"There may be a false perception that boat owners in our state can easily afford a fee hike," state Sen. Nancy Jacobs, a Harford County Republican, said in a news release. "But I think the majority of them are not well-heeled and prioritize their spending to keep their love of boating alive."

Norris said Republican orthodoxy has held that fees are a better way to pay for government services than taxes because — at least in theory –– they are paid by the users of a specific service. As an example, he pointed to admission fees charged for entry to state parks.

"Not everyone's going to consume that, so why should everybody pay for it?" Norris asked.

In 2004, faced with a pressing need for transportation revenue, Ehrlich proposed a package that included a near-doubling of the motor vehicle registration fee. Republican lawmakers, loyal to a governor of their party and relieved that he hadn't proposed a gas tax increase, voted overwhelmingly in favor of the package.

Ehrlich also originated the $2.50-a-month fee that finances the Bay Restoration Fund. Many Democrats applauded that decision — but not before hanging the "flush tax" label on it and making sure that the fee applied to homes on septic systems as well as those on public water and sewer.

The fee increases would come back to haunt Ehrlich. In 2006 and 2010, O'Malley, moving to counter Ehrlich's portrayal of him as a "tax-and-spend" liberal, ran effective campaign ads hammering his Republican opponent over fees. O'Malley won both times.

Republicans have absorbed that message and now are turning it against the governor.

"A fee is a tax, a tax is a fee, and this governor doesn't seem to know a fee or a tax he doesn't like," said Senate Minority Leader E.J. Pipkin, an Upper Shore Republican. He said he thought O'Malley had promised not to raise fees — something administration officials say he never did.

"The governor never makes sweeping statements like 'I'll never raise a fee,'" Guillory said. She said O'Malley criticized Ehrlich over the use of large fee increases as a substitute for a rise in taxes, not for routine departmental charges.

Fee-increase bills roll into the Assembly every year. Last year brought increases in fees for probation supervision, birth certificates and vanity tags, among other things.

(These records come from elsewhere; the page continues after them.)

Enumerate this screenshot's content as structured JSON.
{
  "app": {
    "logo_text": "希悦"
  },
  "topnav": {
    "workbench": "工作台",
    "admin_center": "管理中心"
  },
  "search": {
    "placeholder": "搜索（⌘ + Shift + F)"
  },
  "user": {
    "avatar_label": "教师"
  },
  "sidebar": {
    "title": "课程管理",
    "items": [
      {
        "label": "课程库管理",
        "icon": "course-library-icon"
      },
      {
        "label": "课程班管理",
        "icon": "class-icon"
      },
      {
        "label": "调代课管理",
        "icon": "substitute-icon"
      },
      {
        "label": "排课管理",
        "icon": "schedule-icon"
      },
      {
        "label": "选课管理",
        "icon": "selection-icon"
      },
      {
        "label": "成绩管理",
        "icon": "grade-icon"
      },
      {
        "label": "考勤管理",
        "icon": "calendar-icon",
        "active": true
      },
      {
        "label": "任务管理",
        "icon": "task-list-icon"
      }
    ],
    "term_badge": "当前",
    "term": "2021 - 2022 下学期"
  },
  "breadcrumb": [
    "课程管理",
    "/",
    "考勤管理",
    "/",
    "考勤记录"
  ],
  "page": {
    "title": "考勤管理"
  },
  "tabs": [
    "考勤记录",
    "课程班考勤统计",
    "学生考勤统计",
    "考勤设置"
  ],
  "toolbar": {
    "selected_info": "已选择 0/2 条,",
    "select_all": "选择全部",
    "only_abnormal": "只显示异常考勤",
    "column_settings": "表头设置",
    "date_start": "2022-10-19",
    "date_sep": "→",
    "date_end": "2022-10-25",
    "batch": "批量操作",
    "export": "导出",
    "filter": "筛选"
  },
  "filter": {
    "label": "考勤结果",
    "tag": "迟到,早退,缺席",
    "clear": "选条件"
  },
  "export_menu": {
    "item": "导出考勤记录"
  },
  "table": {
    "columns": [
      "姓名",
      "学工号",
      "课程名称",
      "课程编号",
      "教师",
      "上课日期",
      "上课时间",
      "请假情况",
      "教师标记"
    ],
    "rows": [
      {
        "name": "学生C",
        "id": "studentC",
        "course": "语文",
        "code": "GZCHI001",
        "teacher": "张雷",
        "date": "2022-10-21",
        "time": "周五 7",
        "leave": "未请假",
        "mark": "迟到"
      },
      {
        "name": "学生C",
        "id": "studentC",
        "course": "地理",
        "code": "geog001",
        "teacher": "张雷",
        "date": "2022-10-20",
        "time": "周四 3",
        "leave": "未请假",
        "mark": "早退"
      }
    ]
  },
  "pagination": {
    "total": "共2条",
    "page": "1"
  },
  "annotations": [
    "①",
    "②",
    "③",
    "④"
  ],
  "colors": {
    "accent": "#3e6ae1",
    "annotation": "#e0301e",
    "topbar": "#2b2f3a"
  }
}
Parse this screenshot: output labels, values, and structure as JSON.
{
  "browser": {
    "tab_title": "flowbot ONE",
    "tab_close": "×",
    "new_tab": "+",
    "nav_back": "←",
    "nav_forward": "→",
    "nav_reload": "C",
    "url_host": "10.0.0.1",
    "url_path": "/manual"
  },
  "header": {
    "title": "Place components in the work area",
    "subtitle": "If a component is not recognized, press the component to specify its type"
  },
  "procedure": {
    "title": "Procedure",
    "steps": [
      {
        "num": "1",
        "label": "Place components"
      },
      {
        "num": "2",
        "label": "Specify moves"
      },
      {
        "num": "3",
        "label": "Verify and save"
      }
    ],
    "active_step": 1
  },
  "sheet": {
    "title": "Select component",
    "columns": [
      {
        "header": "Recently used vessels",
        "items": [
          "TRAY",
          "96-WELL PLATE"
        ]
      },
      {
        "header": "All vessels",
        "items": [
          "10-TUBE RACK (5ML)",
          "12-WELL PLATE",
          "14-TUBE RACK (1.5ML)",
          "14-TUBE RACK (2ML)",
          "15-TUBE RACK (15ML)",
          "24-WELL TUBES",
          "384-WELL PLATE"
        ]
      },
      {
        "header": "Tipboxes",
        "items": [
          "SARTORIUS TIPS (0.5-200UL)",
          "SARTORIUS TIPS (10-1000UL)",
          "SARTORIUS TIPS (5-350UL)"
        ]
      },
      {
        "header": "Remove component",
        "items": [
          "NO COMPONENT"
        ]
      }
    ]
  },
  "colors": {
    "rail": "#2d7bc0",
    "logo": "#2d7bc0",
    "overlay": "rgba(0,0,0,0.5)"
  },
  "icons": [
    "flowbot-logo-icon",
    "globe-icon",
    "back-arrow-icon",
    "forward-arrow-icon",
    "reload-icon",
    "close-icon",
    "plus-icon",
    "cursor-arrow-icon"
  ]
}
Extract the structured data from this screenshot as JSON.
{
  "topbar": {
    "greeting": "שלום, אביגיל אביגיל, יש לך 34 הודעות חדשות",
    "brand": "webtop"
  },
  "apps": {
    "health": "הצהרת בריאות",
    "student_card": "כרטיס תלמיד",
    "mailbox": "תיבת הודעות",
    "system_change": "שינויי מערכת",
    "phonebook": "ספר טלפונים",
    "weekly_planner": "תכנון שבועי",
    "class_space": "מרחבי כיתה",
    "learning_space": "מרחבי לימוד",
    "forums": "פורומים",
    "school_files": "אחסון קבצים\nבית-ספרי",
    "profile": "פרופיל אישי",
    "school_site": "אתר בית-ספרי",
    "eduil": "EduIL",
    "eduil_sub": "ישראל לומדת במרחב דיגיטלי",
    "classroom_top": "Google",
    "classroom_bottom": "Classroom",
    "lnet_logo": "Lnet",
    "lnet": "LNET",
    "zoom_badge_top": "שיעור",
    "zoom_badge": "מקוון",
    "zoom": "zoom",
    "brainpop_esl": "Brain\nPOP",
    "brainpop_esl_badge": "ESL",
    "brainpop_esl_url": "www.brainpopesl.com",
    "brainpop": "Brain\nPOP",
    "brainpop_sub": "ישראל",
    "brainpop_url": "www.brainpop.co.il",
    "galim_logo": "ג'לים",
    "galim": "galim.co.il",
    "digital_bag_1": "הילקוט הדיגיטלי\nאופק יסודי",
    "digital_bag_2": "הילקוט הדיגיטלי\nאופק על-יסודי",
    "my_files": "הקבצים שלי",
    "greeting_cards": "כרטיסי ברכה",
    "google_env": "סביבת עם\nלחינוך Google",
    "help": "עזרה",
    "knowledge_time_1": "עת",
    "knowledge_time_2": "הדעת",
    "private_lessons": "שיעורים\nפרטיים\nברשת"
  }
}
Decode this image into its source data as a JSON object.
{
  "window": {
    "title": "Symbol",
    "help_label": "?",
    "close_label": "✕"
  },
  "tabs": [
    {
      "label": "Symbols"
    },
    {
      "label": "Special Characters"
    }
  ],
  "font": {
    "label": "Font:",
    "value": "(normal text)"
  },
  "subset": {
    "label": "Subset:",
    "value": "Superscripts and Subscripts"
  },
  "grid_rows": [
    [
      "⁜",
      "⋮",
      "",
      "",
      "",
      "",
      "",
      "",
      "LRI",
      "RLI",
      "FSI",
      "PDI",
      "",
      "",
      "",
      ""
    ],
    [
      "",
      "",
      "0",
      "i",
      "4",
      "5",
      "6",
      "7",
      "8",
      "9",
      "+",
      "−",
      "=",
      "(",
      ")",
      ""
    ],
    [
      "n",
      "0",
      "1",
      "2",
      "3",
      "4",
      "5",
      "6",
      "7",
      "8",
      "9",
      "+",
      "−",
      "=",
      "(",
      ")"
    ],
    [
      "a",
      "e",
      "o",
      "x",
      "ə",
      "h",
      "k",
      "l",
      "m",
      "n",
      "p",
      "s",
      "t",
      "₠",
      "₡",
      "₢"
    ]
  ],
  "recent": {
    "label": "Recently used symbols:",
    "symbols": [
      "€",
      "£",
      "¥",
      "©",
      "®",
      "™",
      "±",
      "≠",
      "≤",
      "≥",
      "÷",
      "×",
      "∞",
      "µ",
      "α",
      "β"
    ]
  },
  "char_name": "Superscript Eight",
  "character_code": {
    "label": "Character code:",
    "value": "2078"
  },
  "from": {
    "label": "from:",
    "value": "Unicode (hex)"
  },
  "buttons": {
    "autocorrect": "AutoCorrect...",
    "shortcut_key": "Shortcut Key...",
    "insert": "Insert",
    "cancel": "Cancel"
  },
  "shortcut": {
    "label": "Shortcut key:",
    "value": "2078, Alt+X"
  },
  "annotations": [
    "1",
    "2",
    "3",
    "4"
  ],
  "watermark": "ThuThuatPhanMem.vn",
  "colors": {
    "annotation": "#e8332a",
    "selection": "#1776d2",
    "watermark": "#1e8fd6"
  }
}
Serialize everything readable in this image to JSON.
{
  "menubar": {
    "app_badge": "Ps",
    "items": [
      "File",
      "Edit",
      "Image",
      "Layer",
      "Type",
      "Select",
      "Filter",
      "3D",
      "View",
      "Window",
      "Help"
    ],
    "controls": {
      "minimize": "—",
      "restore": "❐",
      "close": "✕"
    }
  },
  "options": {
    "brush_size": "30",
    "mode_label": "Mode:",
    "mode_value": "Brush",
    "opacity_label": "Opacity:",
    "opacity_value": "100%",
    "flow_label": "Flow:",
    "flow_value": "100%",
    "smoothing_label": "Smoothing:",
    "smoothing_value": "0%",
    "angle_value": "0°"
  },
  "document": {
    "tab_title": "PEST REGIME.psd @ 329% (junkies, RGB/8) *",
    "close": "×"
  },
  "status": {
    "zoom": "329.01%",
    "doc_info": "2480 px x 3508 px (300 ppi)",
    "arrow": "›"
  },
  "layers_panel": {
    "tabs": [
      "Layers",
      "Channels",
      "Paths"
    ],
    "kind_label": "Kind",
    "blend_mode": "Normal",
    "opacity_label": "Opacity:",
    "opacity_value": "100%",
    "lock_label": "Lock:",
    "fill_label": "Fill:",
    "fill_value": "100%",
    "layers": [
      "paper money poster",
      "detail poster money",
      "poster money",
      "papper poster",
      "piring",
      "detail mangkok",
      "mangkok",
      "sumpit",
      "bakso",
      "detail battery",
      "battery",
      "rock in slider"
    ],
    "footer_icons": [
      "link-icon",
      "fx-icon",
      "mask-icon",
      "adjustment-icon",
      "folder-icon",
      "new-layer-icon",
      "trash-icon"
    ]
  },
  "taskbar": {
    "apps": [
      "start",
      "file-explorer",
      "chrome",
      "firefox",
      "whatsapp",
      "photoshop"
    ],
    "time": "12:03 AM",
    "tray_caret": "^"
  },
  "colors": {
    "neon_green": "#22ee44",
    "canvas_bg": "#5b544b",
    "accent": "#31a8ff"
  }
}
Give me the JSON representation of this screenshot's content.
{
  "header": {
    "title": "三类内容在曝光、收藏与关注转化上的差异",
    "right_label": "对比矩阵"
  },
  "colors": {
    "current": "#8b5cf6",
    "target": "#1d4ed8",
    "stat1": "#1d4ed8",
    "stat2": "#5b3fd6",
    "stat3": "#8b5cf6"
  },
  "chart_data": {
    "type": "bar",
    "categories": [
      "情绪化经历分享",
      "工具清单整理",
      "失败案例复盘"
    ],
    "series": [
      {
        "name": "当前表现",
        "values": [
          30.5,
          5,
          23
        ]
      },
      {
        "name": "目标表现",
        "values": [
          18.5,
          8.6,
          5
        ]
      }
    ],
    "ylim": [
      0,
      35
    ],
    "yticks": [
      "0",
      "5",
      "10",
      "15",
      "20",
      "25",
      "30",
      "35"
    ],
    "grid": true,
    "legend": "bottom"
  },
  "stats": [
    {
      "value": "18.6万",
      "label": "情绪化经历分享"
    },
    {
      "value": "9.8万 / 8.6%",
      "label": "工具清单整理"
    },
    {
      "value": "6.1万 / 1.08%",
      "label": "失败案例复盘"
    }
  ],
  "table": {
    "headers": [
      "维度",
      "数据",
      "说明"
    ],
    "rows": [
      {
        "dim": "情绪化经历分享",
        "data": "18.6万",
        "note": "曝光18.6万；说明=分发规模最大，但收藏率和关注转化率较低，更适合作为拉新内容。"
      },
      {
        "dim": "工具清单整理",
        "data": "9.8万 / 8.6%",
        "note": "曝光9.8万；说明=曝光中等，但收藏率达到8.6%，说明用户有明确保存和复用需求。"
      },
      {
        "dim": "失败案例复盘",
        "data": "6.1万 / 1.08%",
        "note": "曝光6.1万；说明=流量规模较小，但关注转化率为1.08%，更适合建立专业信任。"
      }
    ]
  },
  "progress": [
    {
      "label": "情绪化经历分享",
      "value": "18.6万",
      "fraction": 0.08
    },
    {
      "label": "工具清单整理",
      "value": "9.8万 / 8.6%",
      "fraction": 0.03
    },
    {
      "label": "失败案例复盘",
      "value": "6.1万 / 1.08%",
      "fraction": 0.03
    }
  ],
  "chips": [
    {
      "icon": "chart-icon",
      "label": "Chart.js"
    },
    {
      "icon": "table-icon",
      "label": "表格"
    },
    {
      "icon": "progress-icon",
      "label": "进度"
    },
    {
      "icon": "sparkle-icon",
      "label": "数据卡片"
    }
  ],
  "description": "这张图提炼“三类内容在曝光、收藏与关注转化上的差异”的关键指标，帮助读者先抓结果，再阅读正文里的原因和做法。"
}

In some cases, as with most of the fees proposed by the health department, the service must be provided by law. For instance, if the costs of newborn screening are not covered by the fees, taxpayers would have to pick up the tab, according to Deputy Health Secretary Fran Phillips.

In other cases, tax dollars are not an option, state officials say. The boating fee proposal is a case in point.

Bob Gaudette, director of boating services for the Department of Natural Resources, said the state has seen its revenues from a vessel excise tax decline by half in the economic downturn. At the same time, he said, the Army Corps of Engineers has essentially handed off the responsibility for dredging of shallow waterways used for recreational and commercial fishing to the states.

If the department doesn't get the fee revenue it's asking for and another source of funds is not identified, Gaudette said, dredging would be cut back and waterways would silt up — creating dangers to navigation and problems for businesses that depend on those channels.

"We don't like people running aground. And people don't like running aground," he said. "Some boaters see it as just another fee, and they're focusing on the fee rather than the need."

michael.dresser@baltsun.com

Selected fee increases proposed by state agencies

•Hunter's license, now $24.50 for state residents, would rise to $40.

•Maryland migratory game bird stamp would rise from $9 to $12.

•Initial copy of a death certificate, now $12, would cost $24.

•Users of prepaid cellular phones would pay new 60-cent fee to finance 911 network.

•Registering a motorized boat of 16 to 32 feet would rise to $75 from $24.

•Nonmotorized boats would need $12 decal.

•Owners of septic systems would pay $5 a month toward bay restoration, up from $2.50. Many users of public water and sewage systems also would pay a higher "flush tax," depending on usage.

•Surgical abortion centers would face new state fee of $1,500.

Sources: Governor's office; General Assembly